Back to Africa Check

No data shows one million white people living in poverty in South Africa

“I hope that this will open not only your eyes, but also your hearts!” says a tweet from 2 July 2019. It claims that 1 million white people in South Africa “live in extreme poverty”. 

But the tweet’s statistics are incorrect, according to the most recent data on poverty in South Africa.

Three poverty lines

South Africa has three poverty lines, which “capture different degrees of poverty and allow the country to measure and monitor poverty at different levels”. 

This is according to Statistics South Africa, the national statistical agency. Stats SA uses data on the money people spend to calculate the number of people living in poverty.

In 2015, the upper-bound poverty line – the highest measure – was set at R992 a month. A person who spent less than that each month was considered to be living in poverty. 

Based on this, an estimated 30.4 million people in South Africa lived in poverty. This was equal to 55.5% of the population. 

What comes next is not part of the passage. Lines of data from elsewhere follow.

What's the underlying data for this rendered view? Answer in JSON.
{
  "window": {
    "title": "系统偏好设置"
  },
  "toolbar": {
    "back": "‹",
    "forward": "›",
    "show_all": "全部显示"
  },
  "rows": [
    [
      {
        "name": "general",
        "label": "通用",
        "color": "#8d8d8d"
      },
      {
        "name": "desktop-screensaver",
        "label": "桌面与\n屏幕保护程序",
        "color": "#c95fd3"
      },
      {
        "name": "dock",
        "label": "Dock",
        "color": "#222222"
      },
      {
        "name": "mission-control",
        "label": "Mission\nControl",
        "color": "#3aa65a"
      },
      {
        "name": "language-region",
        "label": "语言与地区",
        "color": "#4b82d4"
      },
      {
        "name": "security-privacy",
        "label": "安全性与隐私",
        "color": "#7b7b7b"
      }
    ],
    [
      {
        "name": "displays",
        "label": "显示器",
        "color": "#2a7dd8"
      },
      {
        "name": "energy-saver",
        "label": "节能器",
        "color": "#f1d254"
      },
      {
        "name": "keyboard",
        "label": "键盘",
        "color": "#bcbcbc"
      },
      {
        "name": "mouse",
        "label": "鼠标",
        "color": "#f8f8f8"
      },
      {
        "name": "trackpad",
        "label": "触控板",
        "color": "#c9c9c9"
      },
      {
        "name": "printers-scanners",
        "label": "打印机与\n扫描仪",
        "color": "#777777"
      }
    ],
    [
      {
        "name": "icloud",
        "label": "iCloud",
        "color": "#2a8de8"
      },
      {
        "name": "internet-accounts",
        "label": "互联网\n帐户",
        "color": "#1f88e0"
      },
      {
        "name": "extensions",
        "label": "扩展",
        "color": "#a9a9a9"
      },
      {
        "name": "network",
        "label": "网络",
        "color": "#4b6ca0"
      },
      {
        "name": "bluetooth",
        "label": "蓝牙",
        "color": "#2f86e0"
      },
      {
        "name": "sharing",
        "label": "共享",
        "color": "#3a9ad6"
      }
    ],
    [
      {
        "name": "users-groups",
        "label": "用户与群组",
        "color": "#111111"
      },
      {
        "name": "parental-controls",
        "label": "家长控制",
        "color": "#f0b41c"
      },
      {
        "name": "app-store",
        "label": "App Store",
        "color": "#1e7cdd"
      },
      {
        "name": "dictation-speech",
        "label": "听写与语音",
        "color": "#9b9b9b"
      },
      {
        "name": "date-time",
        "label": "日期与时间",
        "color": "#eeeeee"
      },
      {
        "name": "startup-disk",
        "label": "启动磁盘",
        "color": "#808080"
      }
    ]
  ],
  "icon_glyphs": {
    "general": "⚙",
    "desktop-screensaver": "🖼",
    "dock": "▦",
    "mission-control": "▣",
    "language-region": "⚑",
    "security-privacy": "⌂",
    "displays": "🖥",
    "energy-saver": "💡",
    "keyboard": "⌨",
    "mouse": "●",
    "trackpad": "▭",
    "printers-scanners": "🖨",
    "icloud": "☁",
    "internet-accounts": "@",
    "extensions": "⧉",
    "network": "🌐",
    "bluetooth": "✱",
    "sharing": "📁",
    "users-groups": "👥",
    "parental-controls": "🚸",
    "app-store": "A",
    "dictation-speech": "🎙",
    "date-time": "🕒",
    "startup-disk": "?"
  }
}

Fewer than 50,000 white people in poverty

A racial breakdown of the data does not show that a million white people live in poverty. In fact, the estimate is magnitudes lower at 47,494. This represents just 1% of the white population.

People living in poverty in South Africa by population group (2015)
Population groupNumber% of population group
South Africa30,383,78855.5%

Source: Statistics South Africa’s Poverty Trends in South Africa (2015)

In comparison, 64.2% of the black population and 41.3% of the coloured population live in poverty. – Africa Check


Republish our content for free

We believe that everyone needs the facts.

You can republish the text of this article free of charge, both online and in print. However, we ask that you pay attention to these simple guidelines. In a nutshell:

1. Do not include images, as in most cases we do not own the copyright.

2. Please do not edit the article.

3. Make sure you credit "Africa Check" in the byline and don't forget to mention that the article was originally published on

For publishers: what to do if your post is rated false

A fact-checker has rated your Facebook or Instagram post as “false”, “altered”, “partly false” or “missing context”. This could have serious consequences. What do you do?

Click on our guide for the steps you should follow.

Publishers guide

Africa Check teams up with Facebook

Africa Check is a partner in Meta's third-party fact-checking programme to help stop the spread of false information on social media.

The content we rate as “false” will be downgraded on Facebook and Instagram. This means fewer people will see it.

You can also help identify false information on Facebook. This guide explains how.

Add new comment

Restricted HTML

  • Allowed HTML tags: <a href hreflang> <em> <strong> <cite> <blockquote cite> <code> <ul type> <ol start type> <li> <dl> <dt> <dd> <h2 id> <h3 id> <h4 id> <h5 id> <h6 id>
  • Lines and paragraphs break automatically.
  • Web page addresses and email addresses turn into links automatically.
limit: 600 characters

Want to keep reading our fact-checks?

We will never charge you for verified, reliable information. Help us keep it that way by supporting our work.

Become a newsletter subscriber

Support independent fact-checking in Africa.